No Debating Close-Mindedness
Published: Tuesday, October 16, 2012
Updated: Tuesday, October 16, 2012 03:10
This campaign season has been characterized by a lack of meaningful consideration of the other side. Blame it on news and social media selling us what we want to hear, or convince yourself that you grew up in solidly Democrat or Republican households. There is no excuse — Georgetown students are too polarized in their views on the presidential campaign.
How can this be? In college, change happens fast, but it seems like maturity dawns slower. While we’re learning about the history of political strife or pondering the problem of God, it would seem reasonable for us to also question our political beliefs. But somehow, we manage to jettison all of this soul-searching when it comes to politics.
I don’t think this is right. Forming our views so early leads to close-mindedness and misses an understanding of why we adopted those views in the first place. Watching the debates was prejudicial. Looking on Facebook was shameful.
My personal views on the presidential and vice-presidential debates were similar to those of most people: I thought that the former was stifling and the latter was much more helpful. But neither debate should have encouraged me to trespass on the decency of the candidates, like making fun of Biden’s smile or Romney’s PowerPoint style. Even worse, I found myself laughing along when someone would mimic the candidate they disliked and add in things they did not say. I also felt like apologizing when my friends trash-talked at the television when a candidates’ face was shown. This is all part of the fun of politics, you say?
America’s claim to the freest of free speech perpetuates the spirit of harsh criticism that is truly absent from other democracies around the world. But that shouldn’t mean that students, not to mention those at a Jesuit university that stresses open-mindedness, are not held to minimum bar of respect toward other political groups.

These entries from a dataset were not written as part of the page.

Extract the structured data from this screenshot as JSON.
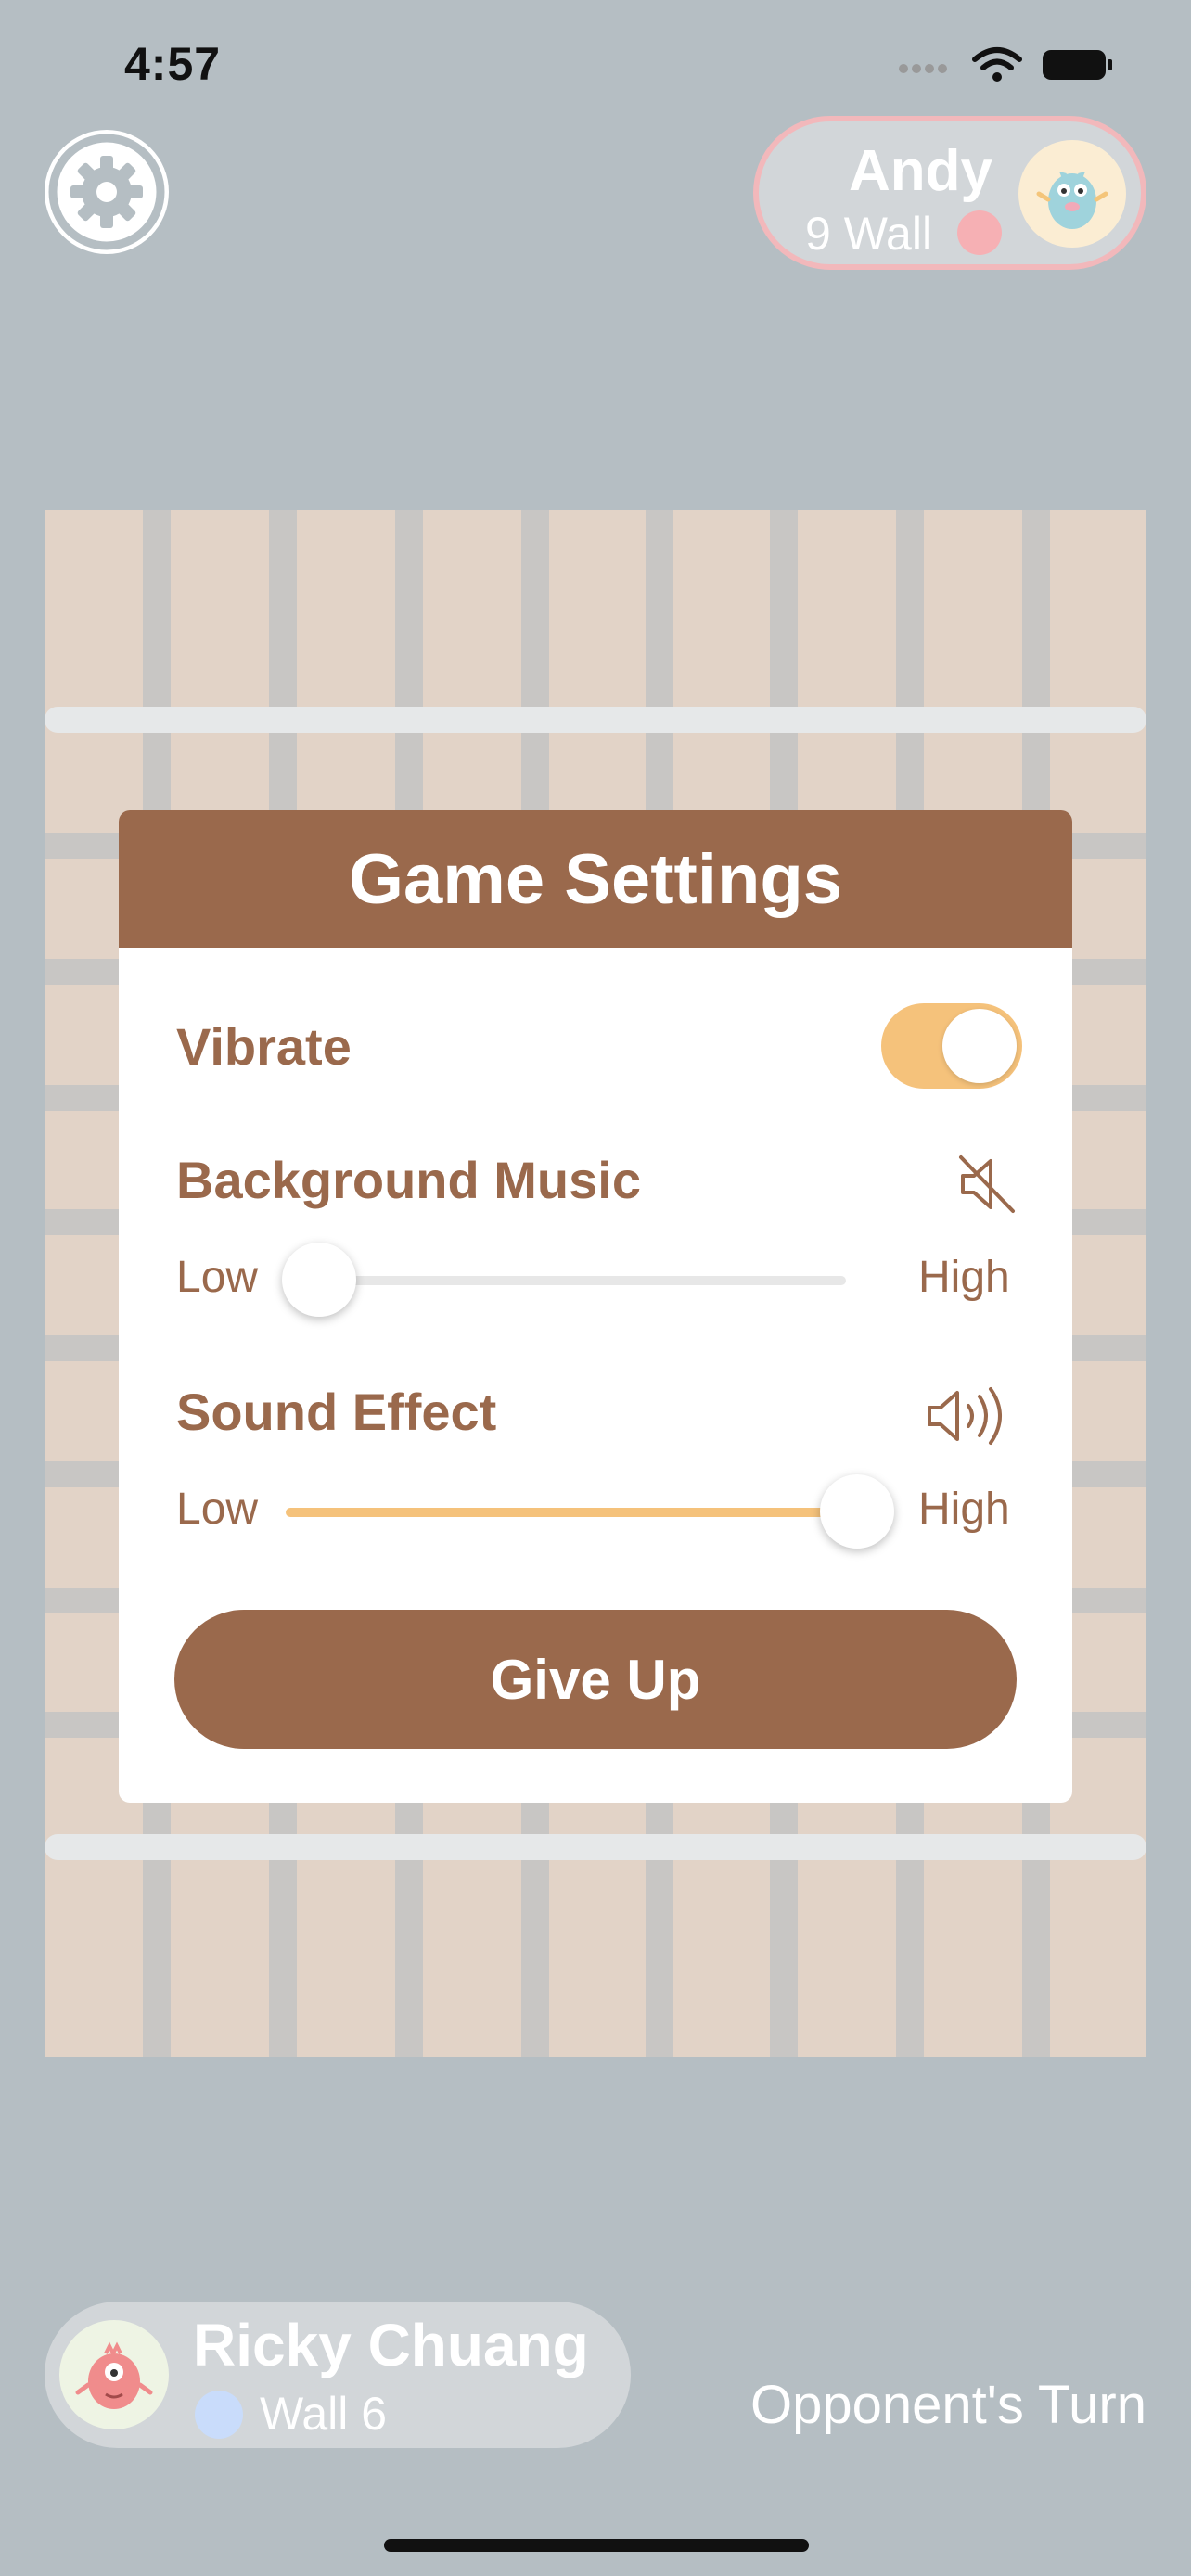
{
  "status_bar": {
    "time": "4:57"
  },
  "opponent": {
    "name": "Andy",
    "walls": "9 Wall",
    "dot_color": "#f6b0b4"
  },
  "dialog": {
    "title": "Game Settings",
    "vibrate": {
      "label": "Vibrate",
      "on": true
    },
    "background_music": {
      "label": "Background Music",
      "low": "Low",
      "high": "High",
      "level": 0.0,
      "icon": "speaker-muted-icon"
    },
    "sound_effect": {
      "label": "Sound Effect",
      "low": "Low",
      "high": "High",
      "level": 1.0,
      "icon": "speaker-loud-icon"
    },
    "give_up_label": "Give Up"
  },
  "player": {
    "name": "Ricky Chuang",
    "walls": "Wall 6",
    "dot_color": "#c9dcfb"
  },
  "turn_status": "Opponent's Turn",
  "colors": {
    "accent": "#9a694c",
    "toggle_on": "#f5c27b",
    "background": "#b5bec3"
  }
}
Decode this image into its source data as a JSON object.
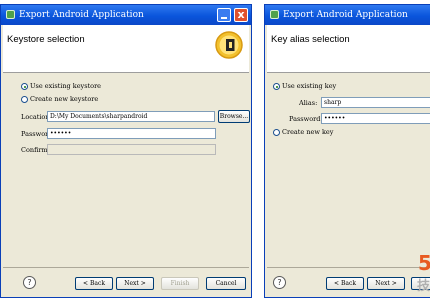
{
  "left": {
    "title": "Export Android Application",
    "header_title": "Keystore selection",
    "use_existing_keystore": "Use existing keystore",
    "create_new_keystore": "Create new keystore",
    "location_label": "Location:",
    "location_value": "D:\\My Documents\\sharpandroid",
    "browse_button": "Browse...",
    "password_label": "Password:",
    "password_value": "••••••",
    "confirm_label": "Confirm:",
    "confirm_value": "",
    "help_symbol": "?",
    "back_button": "< Back",
    "next_button": "Next >",
    "finish_button": "Finish",
    "cancel_button": "Cancel",
    "close_glyph": "x"
  },
  "right": {
    "title": "Export Android Application",
    "header_title": "Key alias selection",
    "use_existing_key": "Use existing key",
    "alias_label": "Alias:",
    "alias_value": "sharp",
    "password_label": "Password:",
    "password_value": "••••••",
    "create_new_key": "Create new key",
    "help_symbol": "?",
    "back_button": "< Back",
    "next_button": "Next >",
    "watermark_number": "5",
    "watermark_char": "技"
  },
  "colors": {
    "title_bar": "#0a55dc",
    "dialog_bg": "#ece9d8",
    "close_button": "#e0522e"
  }
}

It is true that we inherit our political views from our parents. It is more true that our futures are so unpredictable that barely anyone knows who or where they’ll be in the next five years. This is unique to this specific time in our lives. When we are 30, chances are that we will know where we’ll be at 35. Taking care of kids, rising the ladder of the job we’re in, doing whatever we will have settled into doing.
This distinction is important because it might convince some of you readers to stop being so cemented in your political mindsets. Adults are allowed to be polarized because the stagnant elements of their lives — their jobs, social status, and most other financial considerations — determine who they’ll vote for.
We should be the least politically active, actually, because the campaign’s policies affect us the least financially. Even if we are financially independent — which is doubtful because we’re in college — we still have the most flexibility because we have the fewest stakes in the game. We don’t have families or jobs that depend on our contributions, so we don’t need to get so inflexible about something we have the actual flexibility to be flexible about.
But cynical finances aside, as students of a higher education, we entered Georgetown to question preconceived truths. It really seems careless of those of us who want to be politicians to tout our own views without fully considering those of our opponents. If the leaders of tomorrow are sitting in the classrooms and in front of the dorm room television screens today, then compromise will be even harder to obtain in our futures than it is now.
Masha Goncharova is a junior in the College.